As it happens, this desired line of study - communication - dovetails nicely with SCYC's mission.
In late October, youth project coordinator Cindy Houston organized a meet-and-greet where 15-odd students networked with adults from the Piñon Project, Mesa Verde Museum Association, Cortez Historic Preservation Board, Heart and Soul Project, KSJD Dry Land Community Radio, and other groups looking to involve youth in their operations.
"City council was the biggest draw for me. I wanted to feel a part of something bigger. The council makes lots of important decisions, and I thought it'd be great to share a youth perspective on some topics," he said.
A few weeks later all parties reconvened for a training session. The purpose? Solving entrenched communication barriers.
"We talked about perception," Houston said. "Youth have perceived ideas of what adults eat, wear, how they talk, what they care about. The opposite occurs, too. Adults have a misperception that kids don't want to be engaged. The first step was to recognize these perceptions aren't really true."
Bullock agreed that the generations are prone to talking past one another, but thinks it doesn't need to be that way.
"It can be like speaking two different languages," he said. "We grew up in an era of technology. They grew up in an era where you went outside and played ball - not to say we don't still do that nowadays. Things have changed, but there's always room for improvement."
Too often adults and youth let differing lexicons get in the way of mutual understanding, and the result, unfortunately, is stereotypes.
The incentive to prove them wrong contributes to Bullock's resolve.
"One assumption about youth is that we like instant gratification, for things to happen fast.

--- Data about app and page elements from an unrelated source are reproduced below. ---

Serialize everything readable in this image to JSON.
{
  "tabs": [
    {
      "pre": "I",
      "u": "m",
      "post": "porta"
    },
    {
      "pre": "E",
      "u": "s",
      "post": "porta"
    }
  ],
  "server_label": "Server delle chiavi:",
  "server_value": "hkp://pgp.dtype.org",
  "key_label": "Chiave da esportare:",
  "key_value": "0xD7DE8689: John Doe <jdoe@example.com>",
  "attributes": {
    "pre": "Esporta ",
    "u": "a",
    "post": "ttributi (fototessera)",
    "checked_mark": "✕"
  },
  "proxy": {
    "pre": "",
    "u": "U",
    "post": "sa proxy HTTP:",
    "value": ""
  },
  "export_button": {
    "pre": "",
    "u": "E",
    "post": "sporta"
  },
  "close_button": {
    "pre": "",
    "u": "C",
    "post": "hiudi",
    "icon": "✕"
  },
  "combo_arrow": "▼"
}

If they don't, we give up. I feel I can be more dedicated than that," he said. "I'm willing to attend the meetings, even if none of it pertains directly to me. You never know when they might call on you."
Houston wants to keep the youth influx going, and eventually create a more permanent "youth advisory council" for area organizations to consult.
She referenced the Heart and Soul Project, which aims to tap into a more complete cross-section of Cortez residents - "more than the same ten people who go to all the meetings" - to see what they value and envision for their city.
"The idea is to extract those values and use them to drive future city planning. We're getting to the heart. And a big part of who is at the center of this community is youth," she said.